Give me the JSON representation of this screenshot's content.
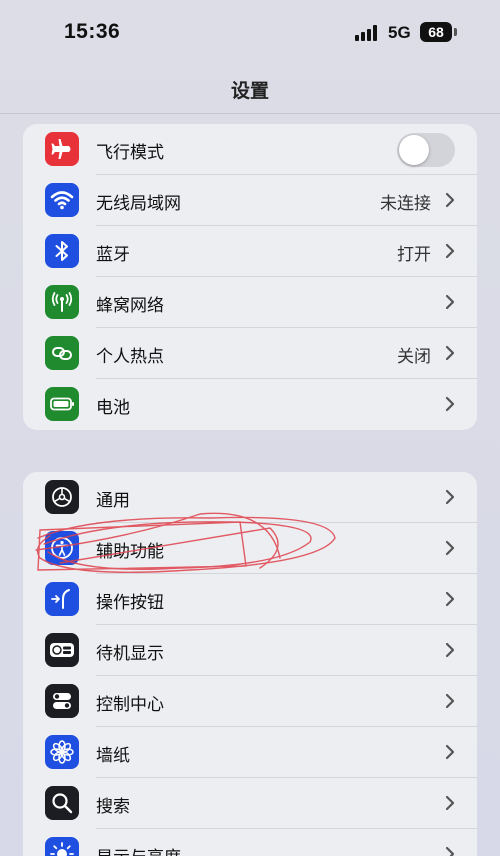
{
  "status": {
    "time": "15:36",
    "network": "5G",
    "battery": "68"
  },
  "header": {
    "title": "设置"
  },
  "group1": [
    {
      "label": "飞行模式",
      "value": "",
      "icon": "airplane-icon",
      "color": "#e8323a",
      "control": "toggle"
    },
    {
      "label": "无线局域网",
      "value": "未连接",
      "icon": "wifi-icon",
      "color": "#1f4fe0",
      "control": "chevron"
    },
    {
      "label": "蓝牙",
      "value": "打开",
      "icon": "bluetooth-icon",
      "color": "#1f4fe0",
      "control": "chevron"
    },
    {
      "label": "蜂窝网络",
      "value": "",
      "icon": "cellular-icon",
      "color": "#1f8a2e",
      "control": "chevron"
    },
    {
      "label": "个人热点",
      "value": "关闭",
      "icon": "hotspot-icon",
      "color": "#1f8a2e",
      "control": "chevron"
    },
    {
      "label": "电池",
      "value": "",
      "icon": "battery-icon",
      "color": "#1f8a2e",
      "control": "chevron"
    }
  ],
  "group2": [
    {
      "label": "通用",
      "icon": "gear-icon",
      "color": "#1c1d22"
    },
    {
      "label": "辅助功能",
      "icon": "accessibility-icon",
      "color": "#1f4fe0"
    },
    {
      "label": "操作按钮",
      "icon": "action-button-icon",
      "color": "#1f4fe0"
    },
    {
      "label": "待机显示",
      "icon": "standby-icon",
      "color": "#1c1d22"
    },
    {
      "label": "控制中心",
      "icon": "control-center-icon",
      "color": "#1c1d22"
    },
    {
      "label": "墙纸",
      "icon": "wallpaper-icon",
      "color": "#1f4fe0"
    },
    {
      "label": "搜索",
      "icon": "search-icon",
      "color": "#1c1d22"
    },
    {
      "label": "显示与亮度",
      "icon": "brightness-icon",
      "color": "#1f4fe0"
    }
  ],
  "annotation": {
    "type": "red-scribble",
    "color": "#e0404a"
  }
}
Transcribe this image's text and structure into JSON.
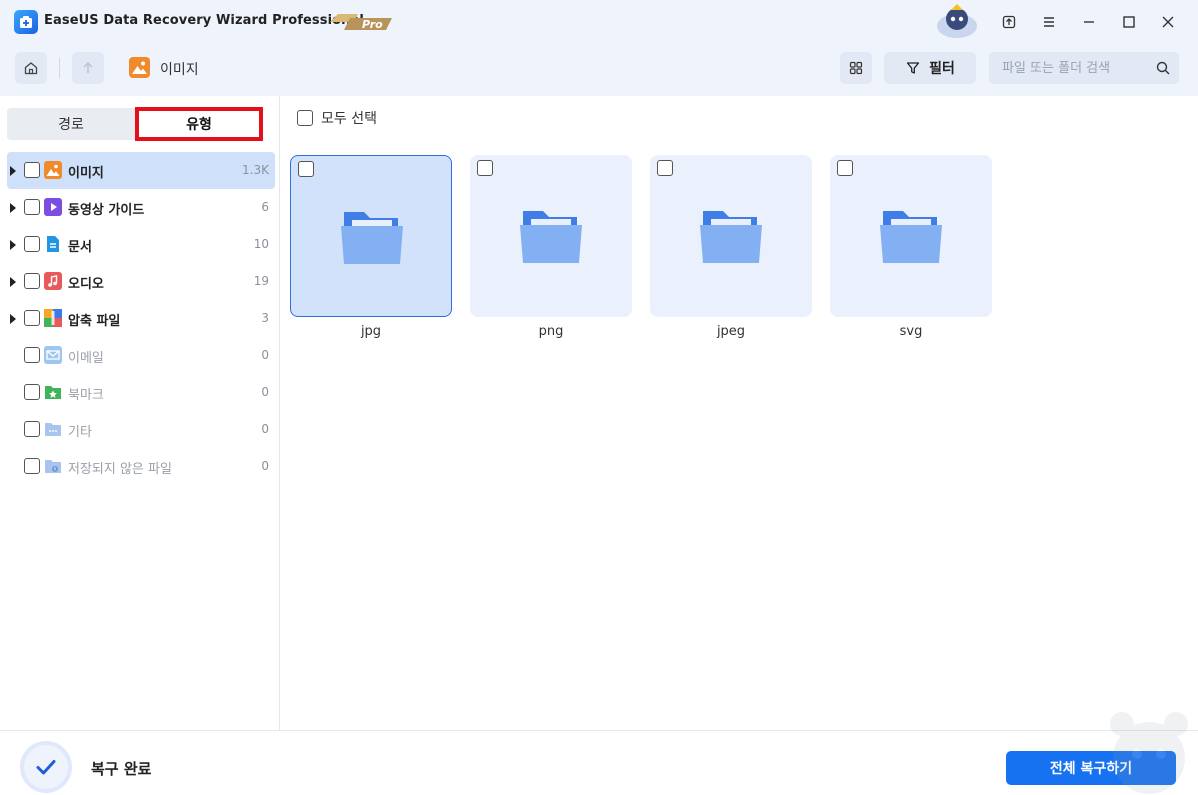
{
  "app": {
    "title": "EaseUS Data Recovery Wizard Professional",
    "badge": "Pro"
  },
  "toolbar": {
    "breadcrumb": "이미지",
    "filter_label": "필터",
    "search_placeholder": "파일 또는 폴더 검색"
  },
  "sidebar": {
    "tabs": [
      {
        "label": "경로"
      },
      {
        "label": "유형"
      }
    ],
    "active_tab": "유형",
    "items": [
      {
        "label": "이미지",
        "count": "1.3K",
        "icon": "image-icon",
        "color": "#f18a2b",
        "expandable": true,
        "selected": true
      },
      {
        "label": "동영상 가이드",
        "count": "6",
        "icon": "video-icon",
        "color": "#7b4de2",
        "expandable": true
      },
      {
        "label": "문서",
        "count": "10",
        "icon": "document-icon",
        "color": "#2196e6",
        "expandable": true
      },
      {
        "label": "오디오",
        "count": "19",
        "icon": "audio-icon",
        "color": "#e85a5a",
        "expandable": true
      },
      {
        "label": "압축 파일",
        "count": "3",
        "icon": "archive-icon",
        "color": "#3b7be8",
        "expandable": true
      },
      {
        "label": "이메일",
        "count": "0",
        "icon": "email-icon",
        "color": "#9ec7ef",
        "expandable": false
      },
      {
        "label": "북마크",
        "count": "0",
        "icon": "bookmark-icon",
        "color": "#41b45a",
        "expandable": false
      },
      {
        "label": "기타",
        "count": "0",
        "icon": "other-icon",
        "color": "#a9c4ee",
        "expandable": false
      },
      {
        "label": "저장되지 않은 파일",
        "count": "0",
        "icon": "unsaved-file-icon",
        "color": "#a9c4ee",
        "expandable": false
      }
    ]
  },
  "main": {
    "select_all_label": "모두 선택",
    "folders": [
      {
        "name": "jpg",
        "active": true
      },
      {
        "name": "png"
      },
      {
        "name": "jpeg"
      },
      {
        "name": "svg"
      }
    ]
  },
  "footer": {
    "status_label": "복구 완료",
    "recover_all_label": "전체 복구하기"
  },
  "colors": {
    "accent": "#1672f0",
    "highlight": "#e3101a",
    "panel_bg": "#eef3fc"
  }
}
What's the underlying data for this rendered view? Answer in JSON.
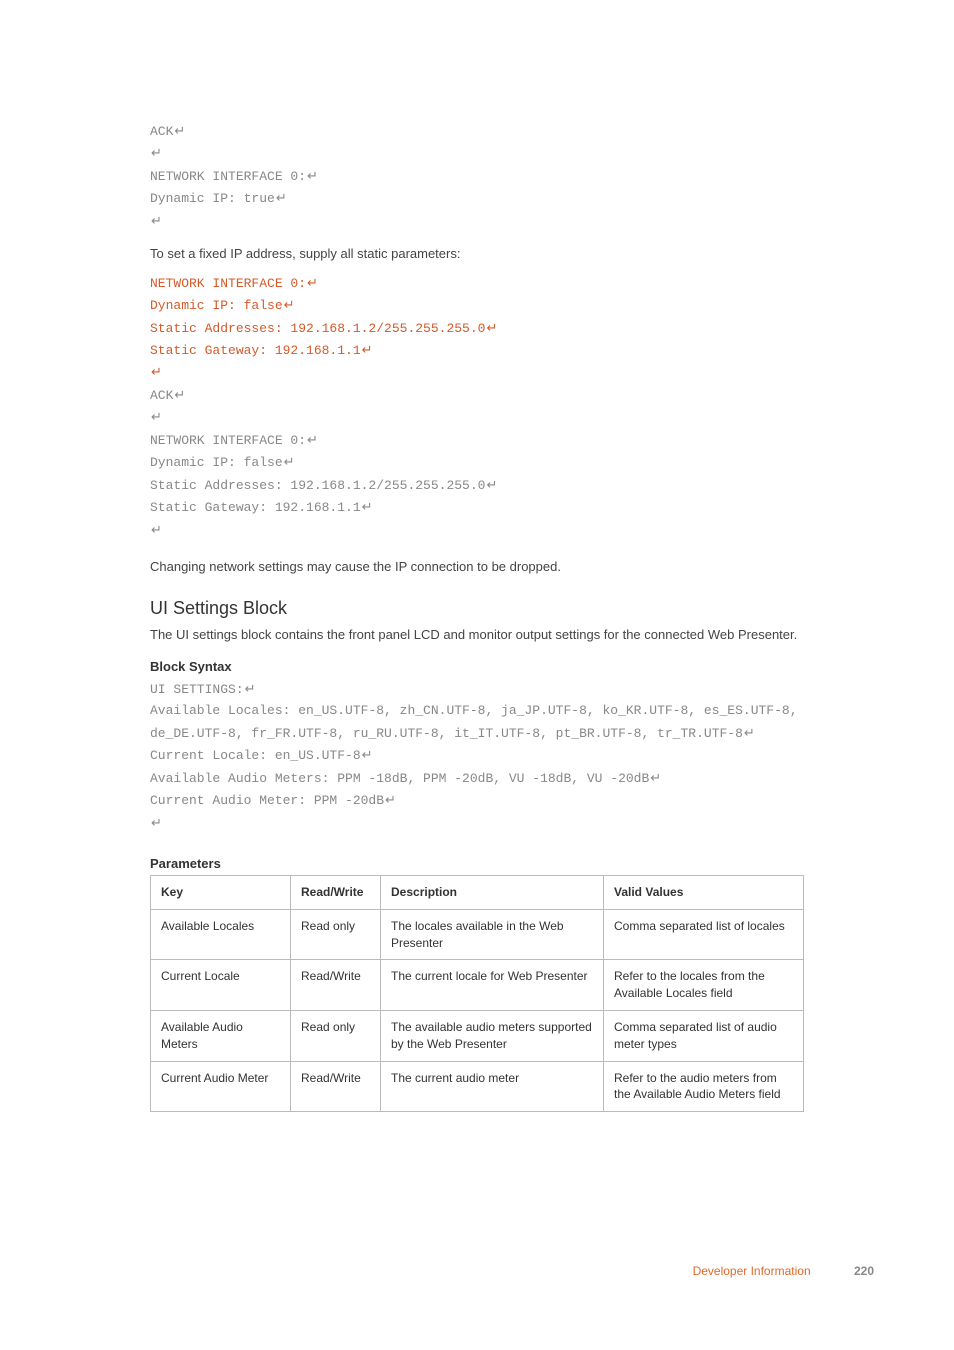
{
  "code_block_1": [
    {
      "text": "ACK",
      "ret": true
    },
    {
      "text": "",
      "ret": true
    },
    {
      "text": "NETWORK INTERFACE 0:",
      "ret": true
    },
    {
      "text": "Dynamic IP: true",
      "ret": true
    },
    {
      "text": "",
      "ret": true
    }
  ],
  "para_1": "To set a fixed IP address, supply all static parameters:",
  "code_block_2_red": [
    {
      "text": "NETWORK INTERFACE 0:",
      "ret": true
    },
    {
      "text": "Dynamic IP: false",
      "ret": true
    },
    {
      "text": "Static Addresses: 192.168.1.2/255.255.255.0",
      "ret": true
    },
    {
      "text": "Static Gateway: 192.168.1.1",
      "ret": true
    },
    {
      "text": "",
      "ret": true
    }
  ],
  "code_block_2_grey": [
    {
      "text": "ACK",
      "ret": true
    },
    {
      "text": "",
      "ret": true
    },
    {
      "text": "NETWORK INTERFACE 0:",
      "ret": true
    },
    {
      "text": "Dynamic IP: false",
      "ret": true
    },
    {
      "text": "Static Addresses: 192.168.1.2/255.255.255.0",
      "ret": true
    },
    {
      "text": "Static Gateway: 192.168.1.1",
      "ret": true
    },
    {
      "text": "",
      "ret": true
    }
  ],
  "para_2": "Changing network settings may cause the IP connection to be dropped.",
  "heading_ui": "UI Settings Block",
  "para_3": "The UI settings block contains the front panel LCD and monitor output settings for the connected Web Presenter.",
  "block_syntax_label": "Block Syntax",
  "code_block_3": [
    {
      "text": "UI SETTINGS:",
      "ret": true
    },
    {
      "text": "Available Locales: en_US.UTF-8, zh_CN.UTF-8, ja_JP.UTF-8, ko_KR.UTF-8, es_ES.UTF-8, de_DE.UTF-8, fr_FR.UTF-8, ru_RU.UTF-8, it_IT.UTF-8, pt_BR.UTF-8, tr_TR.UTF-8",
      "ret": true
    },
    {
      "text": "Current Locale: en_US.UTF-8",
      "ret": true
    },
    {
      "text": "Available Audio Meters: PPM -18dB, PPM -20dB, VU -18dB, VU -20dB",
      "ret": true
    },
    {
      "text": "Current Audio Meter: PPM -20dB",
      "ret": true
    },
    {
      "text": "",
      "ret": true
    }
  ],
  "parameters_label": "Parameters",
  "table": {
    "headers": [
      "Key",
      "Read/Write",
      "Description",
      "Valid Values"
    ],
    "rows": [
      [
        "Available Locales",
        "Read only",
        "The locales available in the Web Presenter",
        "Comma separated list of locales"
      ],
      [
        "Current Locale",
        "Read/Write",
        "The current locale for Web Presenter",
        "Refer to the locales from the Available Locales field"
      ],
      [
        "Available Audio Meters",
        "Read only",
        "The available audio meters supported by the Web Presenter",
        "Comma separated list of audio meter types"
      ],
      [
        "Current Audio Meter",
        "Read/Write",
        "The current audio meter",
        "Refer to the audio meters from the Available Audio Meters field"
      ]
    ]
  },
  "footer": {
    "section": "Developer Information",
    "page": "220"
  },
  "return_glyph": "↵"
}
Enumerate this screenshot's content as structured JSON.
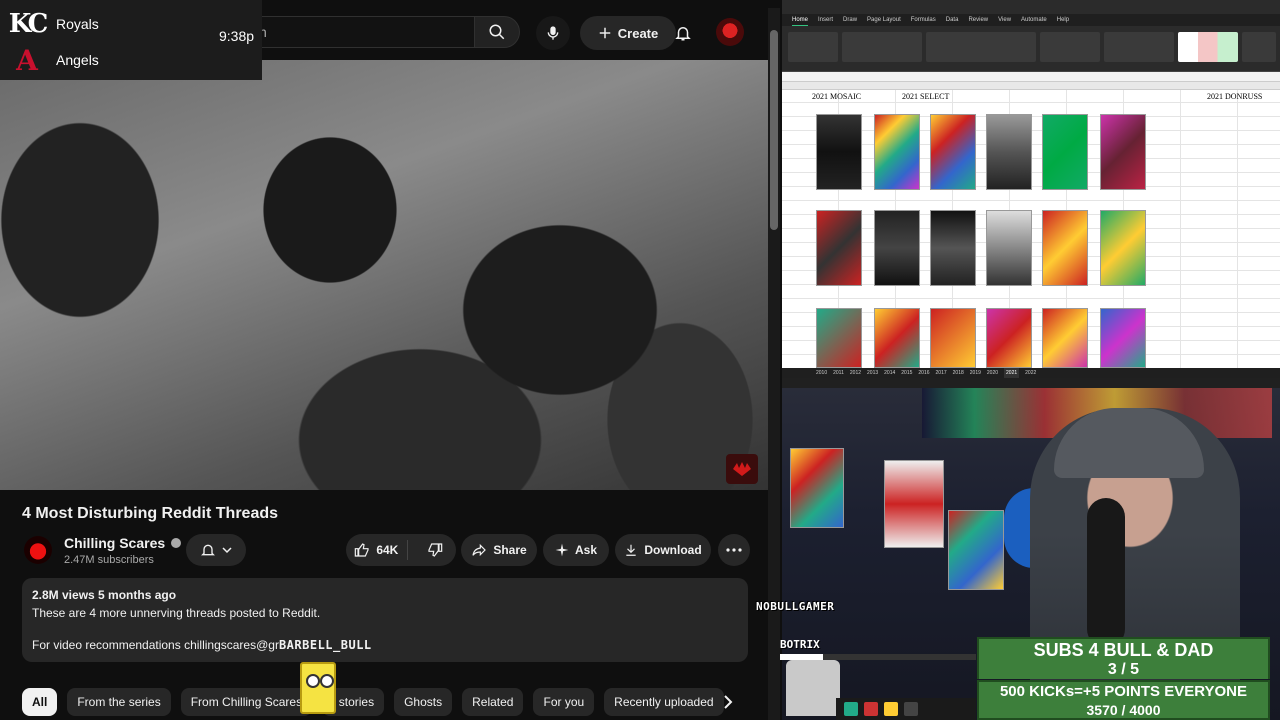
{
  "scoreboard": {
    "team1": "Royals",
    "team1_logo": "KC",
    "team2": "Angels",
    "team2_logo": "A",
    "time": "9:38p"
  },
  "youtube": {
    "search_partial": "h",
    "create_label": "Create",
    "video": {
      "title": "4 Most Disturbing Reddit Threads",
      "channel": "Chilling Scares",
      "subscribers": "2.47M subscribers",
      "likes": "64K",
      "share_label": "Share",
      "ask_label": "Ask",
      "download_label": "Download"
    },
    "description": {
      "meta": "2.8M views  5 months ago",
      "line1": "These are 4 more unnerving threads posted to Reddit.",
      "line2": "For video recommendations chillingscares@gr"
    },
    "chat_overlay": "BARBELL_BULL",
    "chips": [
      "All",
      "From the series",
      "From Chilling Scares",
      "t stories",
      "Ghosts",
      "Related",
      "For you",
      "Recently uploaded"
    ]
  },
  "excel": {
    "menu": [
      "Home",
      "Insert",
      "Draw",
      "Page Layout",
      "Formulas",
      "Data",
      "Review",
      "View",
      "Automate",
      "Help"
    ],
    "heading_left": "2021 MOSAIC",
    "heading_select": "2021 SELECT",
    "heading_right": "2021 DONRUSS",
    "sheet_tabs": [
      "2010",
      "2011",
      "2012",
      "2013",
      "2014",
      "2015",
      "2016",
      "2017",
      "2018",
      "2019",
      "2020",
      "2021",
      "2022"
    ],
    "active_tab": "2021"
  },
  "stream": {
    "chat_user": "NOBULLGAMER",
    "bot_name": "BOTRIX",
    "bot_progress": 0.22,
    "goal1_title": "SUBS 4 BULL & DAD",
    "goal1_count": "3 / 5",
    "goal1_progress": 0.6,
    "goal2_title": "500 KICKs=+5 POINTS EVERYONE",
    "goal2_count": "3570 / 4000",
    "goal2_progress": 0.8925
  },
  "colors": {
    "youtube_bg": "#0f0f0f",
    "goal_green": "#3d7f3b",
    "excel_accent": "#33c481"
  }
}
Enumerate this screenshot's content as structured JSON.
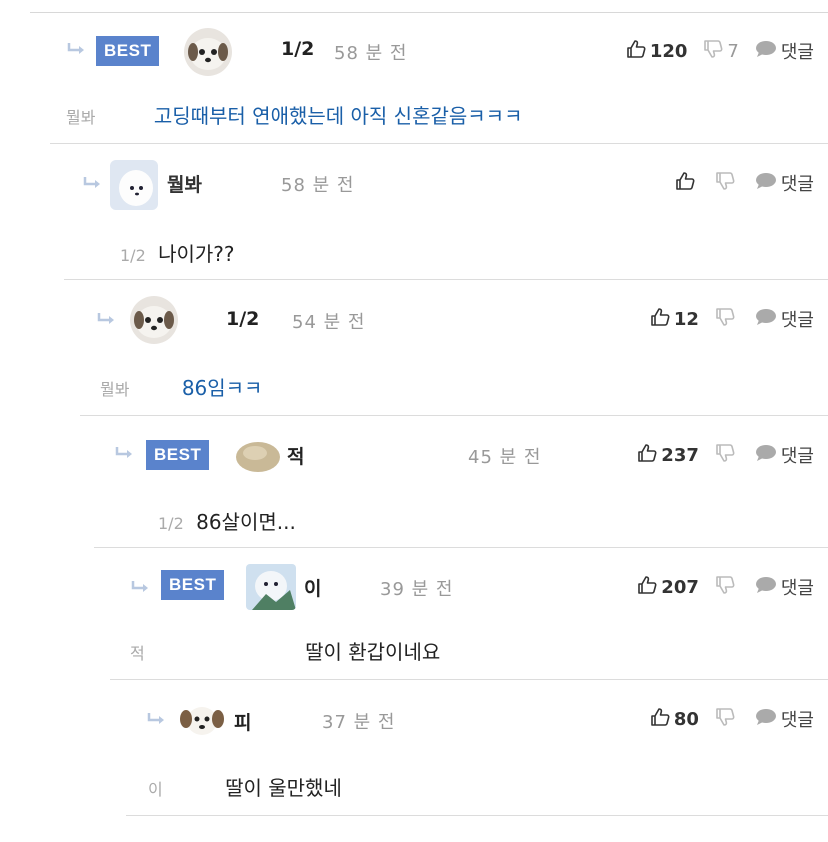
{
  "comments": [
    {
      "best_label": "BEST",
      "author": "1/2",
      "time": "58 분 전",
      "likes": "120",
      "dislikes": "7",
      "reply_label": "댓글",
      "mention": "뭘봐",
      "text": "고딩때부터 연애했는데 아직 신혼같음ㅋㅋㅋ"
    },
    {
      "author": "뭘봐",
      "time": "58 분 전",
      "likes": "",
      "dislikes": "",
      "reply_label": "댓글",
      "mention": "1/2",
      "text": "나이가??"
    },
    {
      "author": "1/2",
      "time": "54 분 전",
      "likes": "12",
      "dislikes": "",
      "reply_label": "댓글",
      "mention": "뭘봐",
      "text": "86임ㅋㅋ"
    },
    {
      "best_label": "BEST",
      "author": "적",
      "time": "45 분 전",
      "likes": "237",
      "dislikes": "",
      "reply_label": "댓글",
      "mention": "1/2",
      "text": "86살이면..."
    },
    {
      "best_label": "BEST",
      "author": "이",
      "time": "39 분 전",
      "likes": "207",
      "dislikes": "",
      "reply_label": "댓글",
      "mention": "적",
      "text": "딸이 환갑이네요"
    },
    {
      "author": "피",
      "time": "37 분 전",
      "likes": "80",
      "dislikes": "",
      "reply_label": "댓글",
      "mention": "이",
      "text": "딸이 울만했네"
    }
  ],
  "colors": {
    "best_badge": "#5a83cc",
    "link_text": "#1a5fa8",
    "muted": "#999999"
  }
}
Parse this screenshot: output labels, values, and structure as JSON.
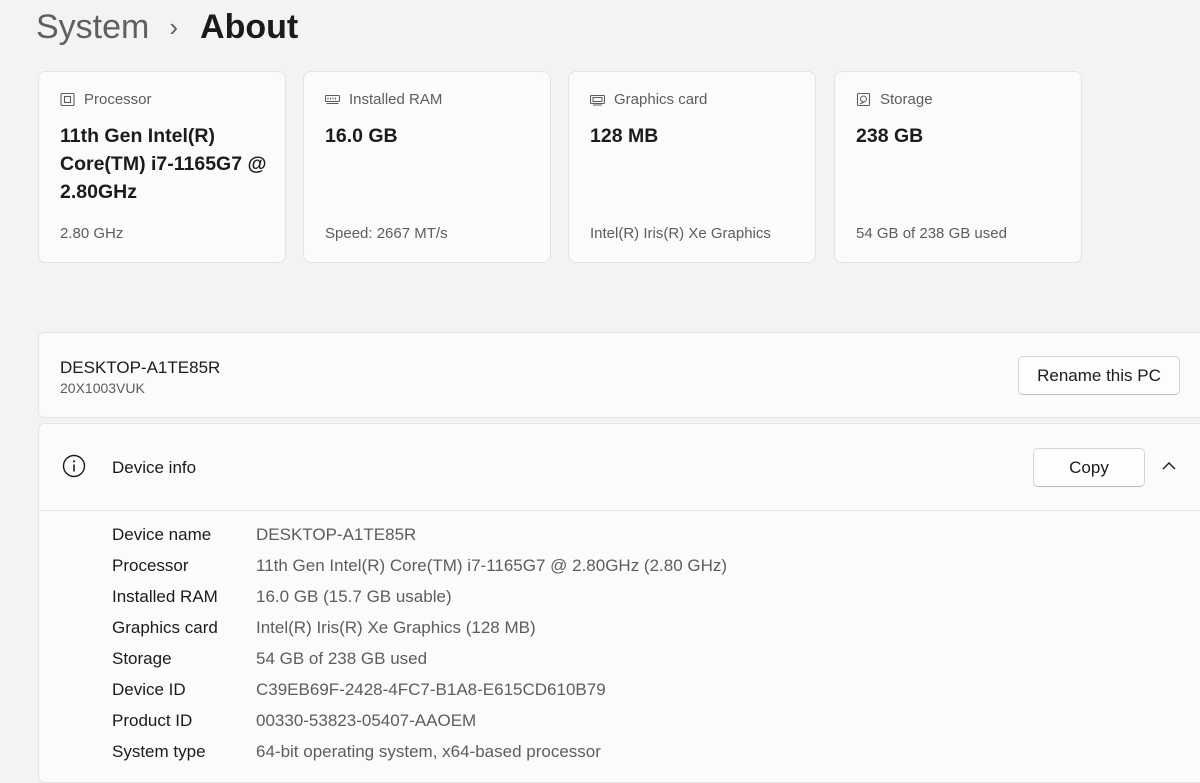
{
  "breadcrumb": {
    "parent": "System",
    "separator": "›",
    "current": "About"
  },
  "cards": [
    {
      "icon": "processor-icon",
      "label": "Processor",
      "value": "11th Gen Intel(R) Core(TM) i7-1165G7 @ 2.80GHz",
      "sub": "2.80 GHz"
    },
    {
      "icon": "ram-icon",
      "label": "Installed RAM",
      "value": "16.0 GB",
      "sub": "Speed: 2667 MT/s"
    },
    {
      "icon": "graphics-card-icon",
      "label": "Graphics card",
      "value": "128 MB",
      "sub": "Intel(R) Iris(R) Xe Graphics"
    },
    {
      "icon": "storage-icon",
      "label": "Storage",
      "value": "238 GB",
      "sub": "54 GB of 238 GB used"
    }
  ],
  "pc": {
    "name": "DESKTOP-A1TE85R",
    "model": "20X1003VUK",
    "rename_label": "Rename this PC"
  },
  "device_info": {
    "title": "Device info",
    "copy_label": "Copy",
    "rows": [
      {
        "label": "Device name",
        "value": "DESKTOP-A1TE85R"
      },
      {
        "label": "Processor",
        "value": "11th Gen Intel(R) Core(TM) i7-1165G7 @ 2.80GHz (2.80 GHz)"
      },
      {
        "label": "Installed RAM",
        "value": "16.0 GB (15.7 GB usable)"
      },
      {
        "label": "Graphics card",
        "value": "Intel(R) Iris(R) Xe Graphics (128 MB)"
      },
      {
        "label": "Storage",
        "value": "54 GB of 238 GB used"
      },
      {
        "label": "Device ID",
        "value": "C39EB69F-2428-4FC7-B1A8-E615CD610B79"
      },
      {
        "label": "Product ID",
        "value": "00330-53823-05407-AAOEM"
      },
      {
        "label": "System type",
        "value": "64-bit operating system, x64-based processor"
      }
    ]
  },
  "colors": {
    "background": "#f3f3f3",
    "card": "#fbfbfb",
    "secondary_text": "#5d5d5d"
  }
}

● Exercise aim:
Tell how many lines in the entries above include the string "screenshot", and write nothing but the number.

● Task solution:
4